# WORK REQUEST
Reproduce the listing below in full and exactly; no pictures belong in the copy.

==========

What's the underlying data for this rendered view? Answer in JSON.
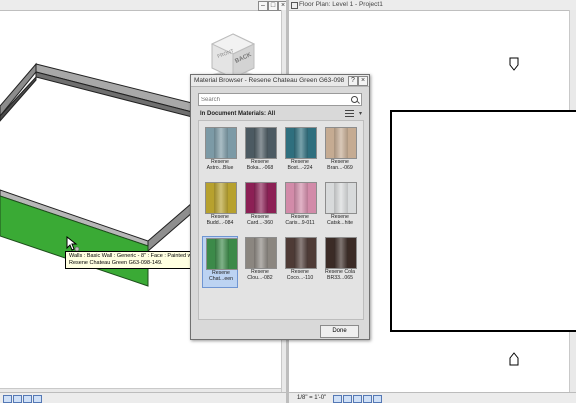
{
  "left_view": {
    "tooltip": "Walls : Basic Wall : Generic - 8\" : Face : Painted with Resene Chateau Green G63-098-149.",
    "viewcube_face": "BACK",
    "wall_paint_color": "#3aaa35"
  },
  "right_view": {
    "title": "Floor Plan: Level 1 - Project1",
    "scale": "1/8\" = 1'-0\""
  },
  "material_browser": {
    "title": "Material Browser - Resene Chateau Green G63-098-149",
    "search_placeholder": "Search",
    "section_label": "In Document Materials: All",
    "done_label": "Done",
    "materials": [
      {
        "label": "Resene\nAstro...Blue",
        "color": "#7c9aa6"
      },
      {
        "label": "Resene\nBoka...-068",
        "color": "#4c5a62"
      },
      {
        "label": "Resene\nBost...-224",
        "color": "#2f6f7e"
      },
      {
        "label": "Resene\nBran...-069",
        "color": "#c5ab92"
      },
      {
        "label": "Resene\nBudd...-084",
        "color": "#b7a12e"
      },
      {
        "label": "Resene\nCard...-360",
        "color": "#8c2055"
      },
      {
        "label": "Resene\nCaris...9-011",
        "color": "#d28ba9"
      },
      {
        "label": "Resene\nCatsk...hite",
        "color": "#d8dadb"
      },
      {
        "label": "Resene\nChat...een",
        "color": "#3c8a49",
        "selected": true
      },
      {
        "label": "Resene\nClou...-082",
        "color": "#8b8680"
      },
      {
        "label": "Resene\nCoco...-110",
        "color": "#4e3b36"
      },
      {
        "label": "Resene Cola\nBR33...065",
        "color": "#3b2b26"
      }
    ]
  }
}
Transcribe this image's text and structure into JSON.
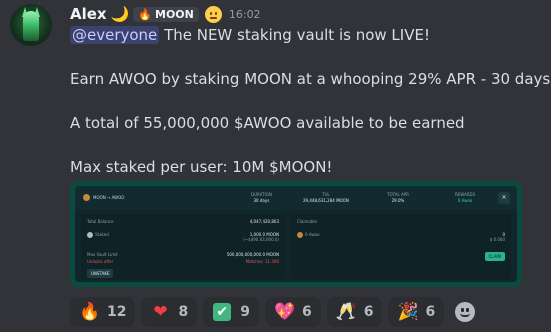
{
  "message": {
    "author": "Alex",
    "author_emoji": "🌙",
    "server_tag_icon": "🔥",
    "server_tag": "MOON",
    "timestamp": "16:02",
    "mention": "@everyone",
    "line1_rest": " The NEW staking vault is now LIVE!",
    "line2": "Earn AWOO by staking MOON at a whooping 29% APR - 30 days!",
    "line3": "A total of 55,000,000 $AWOO available to be earned",
    "line4": "Max staked per user: 10M $MOON!"
  },
  "embed": {
    "token_pair": "MOON → AWOO",
    "duration_label": "DURATION",
    "duration_value": "30 days",
    "tvl_label": "TVL",
    "tvl_value": "29,448,631,284 MOON",
    "apr_label": "TOTAL APR",
    "apr_value": "29.0%",
    "rewards_label": "REWARDS",
    "rewards_value": "0 Awoo",
    "total_balance_label": "Total Balance",
    "total_balance_value": "4,047,420,803",
    "staked_label": "Staked",
    "staked_value": "1,000.0 MOON",
    "staked_sub": "(~$490.03,000.0)",
    "max_vault_label": "Max Vault Limit",
    "max_vault_value": "500,000,000,000.0 MOON",
    "unstake_after_label": "Unlocks after",
    "unstake_after_value": "Matches: 11 300",
    "unstake_button": "UNSTAKE",
    "claimable_label": "Claimable",
    "claimable_token": "0 Awoo",
    "claimable_amount": "0",
    "claimable_sub": "$ 0.000",
    "claim_button": "CLAIM"
  },
  "reactions": [
    {
      "emoji": "🔥",
      "icon": "fire-icon",
      "count": "12"
    },
    {
      "emoji": "❤",
      "icon": "heart-icon",
      "count": "8"
    },
    {
      "emoji": "✔",
      "icon": "check-icon",
      "count": "9"
    },
    {
      "emoji": "💖",
      "icon": "heart-on-fire-icon",
      "count": "6"
    },
    {
      "emoji": "🥂",
      "icon": "cheers-icon",
      "count": "6"
    },
    {
      "emoji": "🎉",
      "icon": "party-popper-icon",
      "count": "6"
    }
  ]
}
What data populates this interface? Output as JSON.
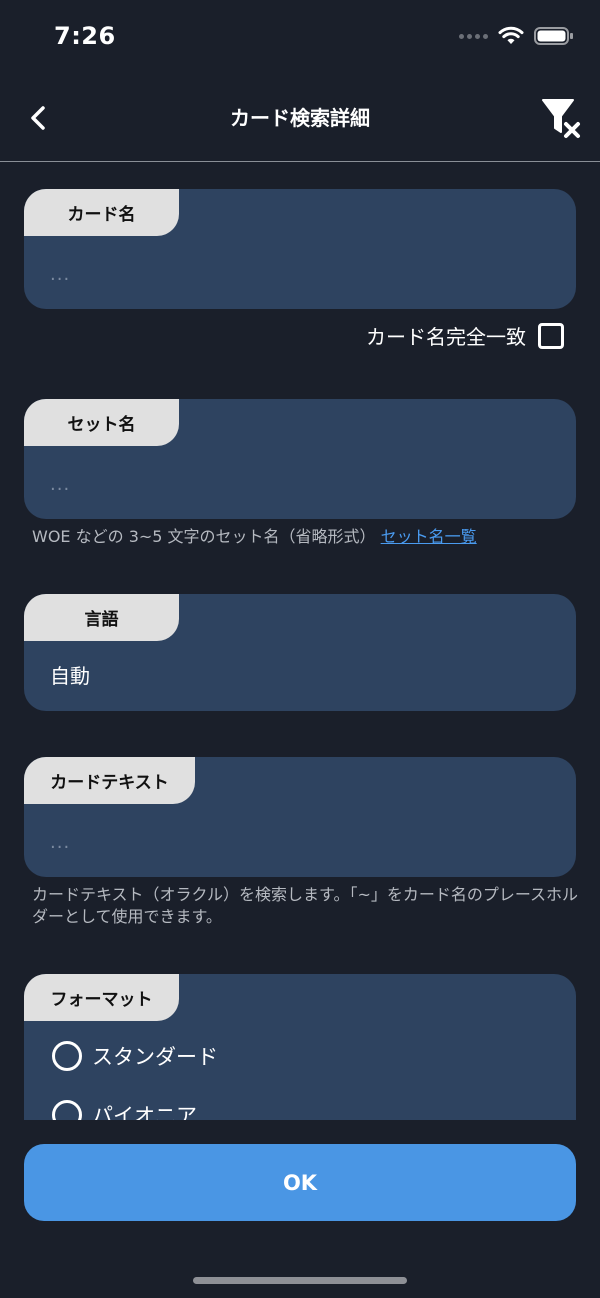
{
  "status": {
    "time": "7:26"
  },
  "nav": {
    "title": "カード検索詳細"
  },
  "fields": {
    "card_name": {
      "label": "カード名",
      "placeholder": "...",
      "exact_match_label": "カード名完全一致"
    },
    "set_name": {
      "label": "セット名",
      "placeholder": "...",
      "help_text": "WOE などの 3~5 文字のセット名（省略形式）",
      "help_link": "セット名一覧"
    },
    "language": {
      "label": "言語",
      "value": "自動"
    },
    "card_text": {
      "label": "カードテキスト",
      "placeholder": "...",
      "help_text": "カードテキスト（オラクル）を検索します。「~」をカード名のプレースホルダーとして使用できます。"
    },
    "format": {
      "label": "フォーマット",
      "options": [
        "スタンダード",
        "パイオニア"
      ]
    }
  },
  "ok_label": "OK"
}
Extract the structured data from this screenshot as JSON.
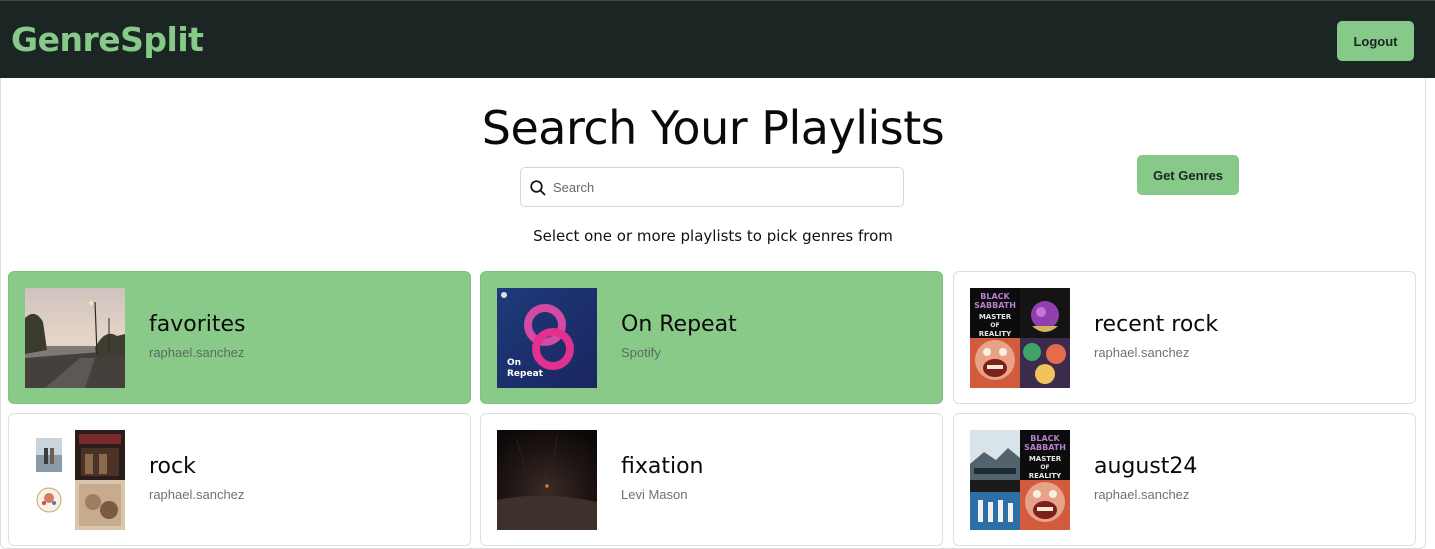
{
  "brand": "GenreSplit",
  "nav": {
    "logout_label": "Logout"
  },
  "page": {
    "title": "Search Your Playlists",
    "search_placeholder": "Search",
    "get_genres_label": "Get Genres",
    "hint": "Select one or more playlists to pick genres from"
  },
  "colors": {
    "accent": "#86c988",
    "navbar": "#1b2624",
    "selected_card": "#89ca89"
  },
  "playlists": [
    {
      "name": "favorites",
      "owner": "raphael.sanchez",
      "selected": true
    },
    {
      "name": "On Repeat",
      "owner": "Spotify",
      "selected": true,
      "cover_text": "On Repeat"
    },
    {
      "name": "recent rock",
      "owner": "raphael.sanchez",
      "selected": false,
      "cover_text": [
        "BLACK SABBATH",
        "MASTER OF REALITY"
      ]
    },
    {
      "name": "rock",
      "owner": "raphael.sanchez",
      "selected": false
    },
    {
      "name": "fixation",
      "owner": "Levi Mason",
      "selected": false
    },
    {
      "name": "august24",
      "owner": "raphael.sanchez",
      "selected": false,
      "cover_text": [
        "BLACK SABBATH",
        "MASTER OF REALITY"
      ]
    }
  ]
}
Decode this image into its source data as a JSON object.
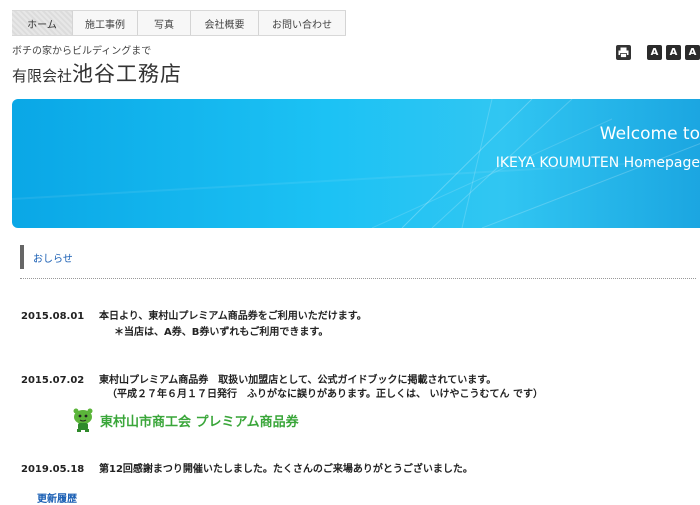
{
  "nav": {
    "tabs": [
      {
        "label": "ホーム"
      },
      {
        "label": "施工事例"
      },
      {
        "label": "写真"
      },
      {
        "label": "会社概要"
      },
      {
        "label": "お問い合わせ"
      }
    ]
  },
  "header": {
    "tagline": "ボチの家からビルディングまで",
    "company_prefix": "有限会社",
    "company_name": "池谷工務店"
  },
  "tools": {
    "font_small": "A",
    "font_medium": "A",
    "font_large": "A"
  },
  "hero": {
    "welcome": "Welcome to",
    "site": "IKEYA KOUMUTEN Homepage"
  },
  "news": {
    "heading": "おしらせ",
    "items": [
      {
        "date": "2015.08.01",
        "text": "本日より、東村山プレミアム商品券をご利用いただけます。",
        "sub": "＊当店は、A券、B券いずれもご利用できます。"
      },
      {
        "date": "2015.07.02",
        "text": "東村山プレミアム商品券　取扱い加盟店として、公式ガイドブックに掲載されています。",
        "sub": "（平成２７年６月１７日発行　ふりがなに誤りがあります。正しくは、 いけやこうむてん です）"
      },
      {
        "date": "2019.05.18",
        "text": "第12回感謝まつり開催いたしました。たくさんのご来場ありがとうございました。"
      }
    ],
    "promo_text": "東村山市商工会 プレミアム商品券",
    "more_label": "更新履歴"
  }
}
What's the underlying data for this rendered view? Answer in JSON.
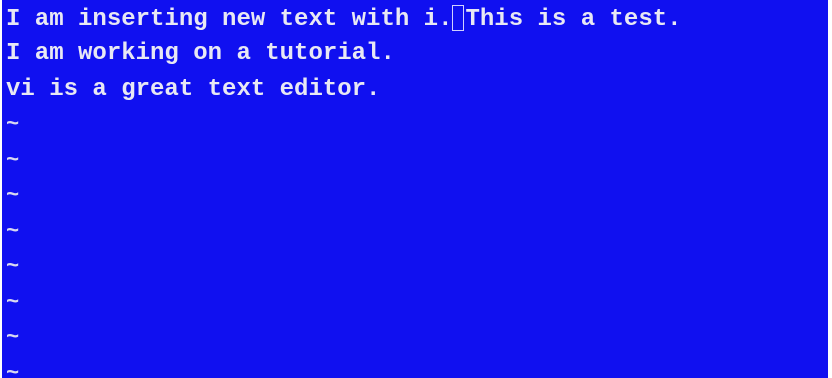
{
  "editor": {
    "background": "#1010f0",
    "foreground": "#e8e8f4",
    "lines": {
      "l0_before": "I am inserting new text with i.",
      "l0_after": "This is a test.",
      "l1": "I am working on a tutorial.",
      "l2": "vi is a great text editor."
    },
    "empty_line_marker": "~"
  }
}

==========

# SOLUTION TO THIS EXERCISE
What's the underlying data for this rendered view? Answer in JSON.
{
  "left_view": {
    "tooltip": "Walls : Basic Wall : Generic - 8\" : Face : Painted with Resene Chateau Green G63-098-149.",
    "viewcube_face": "BACK",
    "wall_paint_color": "#3aaa35"
  },
  "right_view": {
    "title": "Floor Plan: Level 1 - Project1",
    "scale": "1/8\" = 1'-0\""
  },
  "material_browser": {
    "title": "Material Browser - Resene Chateau Green G63-098-149",
    "search_placeholder": "Search",
    "section_label": "In Document Materials: All",
    "done_label": "Done",
    "materials": [
      {
        "label": "Resene\nAstro...Blue",
        "color": "#7c9aa6"
      },
      {
        "label": "Resene\nBoka...-068",
        "color": "#4c5a62"
      },
      {
        "label": "Resene\nBost...-224",
        "color": "#2f6f7e"
      },
      {
        "label": "Resene\nBran...-069",
        "color": "#c5ab92"
      },
      {
        "label": "Resene\nBudd...-084",
        "color": "#b7a12e"
      },
      {
        "label": "Resene\nCard...-360",
        "color": "#8c2055"
      },
      {
        "label": "Resene\nCaris...9-011",
        "color": "#d28ba9"
      },
      {
        "label": "Resene\nCatsk...hite",
        "color": "#d8dadb"
      },
      {
        "label": "Resene\nChat...een",
        "color": "#3c8a49",
        "selected": true
      },
      {
        "label": "Resene\nClou...-082",
        "color": "#8b8680"
      },
      {
        "label": "Resene\nCoco...-110",
        "color": "#4e3b36"
      },
      {
        "label": "Resene Cola\nBR33...065",
        "color": "#3b2b26"
      }
    ]
  }
}
Transcribe this image's text and structure into JSON.
{
  "message": {
    "author": "Alex",
    "author_emoji": "🌙",
    "server_tag_icon": "🔥",
    "server_tag": "MOON",
    "timestamp": "16:02",
    "mention": "@everyone",
    "line1_rest": " The NEW staking vault is now LIVE!",
    "line2": "Earn AWOO by staking MOON at a whooping 29% APR - 30 days!",
    "line3": "A total of 55,000,000 $AWOO available to be earned",
    "line4": "Max staked per user: 10M $MOON!"
  },
  "embed": {
    "token_pair": "MOON → AWOO",
    "duration_label": "DURATION",
    "duration_value": "30 days",
    "tvl_label": "TVL",
    "tvl_value": "29,448,631,284 MOON",
    "apr_label": "TOTAL APR",
    "apr_value": "29.0%",
    "rewards_label": "REWARDS",
    "rewards_value": "0 Awoo",
    "total_balance_label": "Total Balance",
    "total_balance_value": "4,047,420,803",
    "staked_label": "Staked",
    "staked_value": "1,000.0 MOON",
    "staked_sub": "(~$490.03,000.0)",
    "max_vault_label": "Max Vault Limit",
    "max_vault_value": "500,000,000,000.0 MOON",
    "unstake_after_label": "Unlocks after",
    "unstake_after_value": "Matches: 11 300",
    "unstake_button": "UNSTAKE",
    "claimable_label": "Claimable",
    "claimable_token": "0 Awoo",
    "claimable_amount": "0",
    "claimable_sub": "$ 0.000",
    "claim_button": "CLAIM"
  },
  "reactions": [
    {
      "emoji": "🔥",
      "icon": "fire-icon",
      "count": "12"
    },
    {
      "emoji": "❤",
      "icon": "heart-icon",
      "count": "8"
    },
    {
      "emoji": "✔",
      "icon": "check-icon",
      "count": "9"
    },
    {
      "emoji": "💖",
      "icon": "heart-on-fire-icon",
      "count": "6"
    },
    {
      "emoji": "🥂",
      "icon": "cheers-icon",
      "count": "6"
    },
    {
      "emoji": "🎉",
      "icon": "party-popper-icon",
      "count": "6"
    }
  ]
}
What data populates this interface? Output as JSON.
{
  "status": {
    "time": "7:26"
  },
  "nav": {
    "title": "カード検索詳細"
  },
  "fields": {
    "card_name": {
      "label": "カード名",
      "placeholder": "...",
      "exact_match_label": "カード名完全一致"
    },
    "set_name": {
      "label": "セット名",
      "placeholder": "...",
      "help_text": "WOE などの 3~5 文字のセット名（省略形式）",
      "help_link": "セット名一覧"
    },
    "language": {
      "label": "言語",
      "value": "自動"
    },
    "card_text": {
      "label": "カードテキスト",
      "placeholder": "...",
      "help_text": "カードテキスト（オラクル）を検索します。「~」をカード名のプレースホルダーとして使用できます。"
    },
    "format": {
      "label": "フォーマット",
      "options": [
        "スタンダード",
        "パイオニア"
      ]
    }
  },
  "ok_label": "OK"
}
Extract the structured data from this screenshot as JSON.
{
  "brand": "GenreSplit",
  "nav": {
    "logout_label": "Logout"
  },
  "page": {
    "title": "Search Your Playlists",
    "search_placeholder": "Search",
    "get_genres_label": "Get Genres",
    "hint": "Select one or more playlists to pick genres from"
  },
  "colors": {
    "accent": "#86c988",
    "navbar": "#1b2624",
    "selected_card": "#89ca89"
  },
  "playlists": [
    {
      "name": "favorites",
      "owner": "raphael.sanchez",
      "selected": true
    },
    {
      "name": "On Repeat",
      "owner": "Spotify",
      "selected": true,
      "cover_text": "On Repeat"
    },
    {
      "name": "recent rock",
      "owner": "raphael.sanchez",
      "selected": false,
      "cover_text": [
        "BLACK SABBATH",
        "MASTER OF REALITY"
      ]
    },
    {
      "name": "rock",
      "owner": "raphael.sanchez",
      "selected": false
    },
    {
      "name": "fixation",
      "owner": "Levi Mason",
      "selected": false
    },
    {
      "name": "august24",
      "owner": "raphael.sanchez",
      "selected": false,
      "cover_text": [
        "BLACK SABBATH",
        "MASTER OF REALITY"
      ]
    }
  ]
}
Decode this image into its source data as a JSON object.
{
  "nav": {
    "tabs": [
      {
        "label": "ホーム"
      },
      {
        "label": "施工事例"
      },
      {
        "label": "写真"
      },
      {
        "label": "会社概要"
      },
      {
        "label": "お問い合わせ"
      }
    ]
  },
  "header": {
    "tagline": "ボチの家からビルディングまで",
    "company_prefix": "有限会社",
    "company_name": "池谷工務店"
  },
  "tools": {
    "font_small": "A",
    "font_medium": "A",
    "font_large": "A"
  },
  "hero": {
    "welcome": "Welcome to",
    "site": "IKEYA KOUMUTEN Homepage"
  },
  "news": {
    "heading": "おしらせ",
    "items": [
      {
        "date": "2015.08.01",
        "text": "本日より、東村山プレミアム商品券をご利用いただけます。",
        "sub": "＊当店は、A券、B券いずれもご利用できます。"
      },
      {
        "date": "2015.07.02",
        "text": "東村山プレミアム商品券　取扱い加盟店として、公式ガイドブックに掲載されています。",
        "sub": "（平成２７年６月１７日発行　ふりがなに誤りがあります。正しくは、 いけやこうむてん です）"
      },
      {
        "date": "2019.05.18",
        "text": "第12回感謝まつり開催いたしました。たくさんのご来場ありがとうございました。"
      }
    ],
    "promo_text": "東村山市商工会 プレミアム商品券",
    "more_label": "更新履歴"
  }
}
What's the underlying data for this rendered view? Answer in JSON.
{
  "editor": {
    "background": "#1010f0",
    "foreground": "#e8e8f4",
    "lines": {
      "l0_before": "I am inserting new text with i.",
      "l0_after": "This is a test.",
      "l1": "I am working on a tutorial.",
      "l2": "vi is a great text editor."
    },
    "empty_line_marker": "~"
  }
}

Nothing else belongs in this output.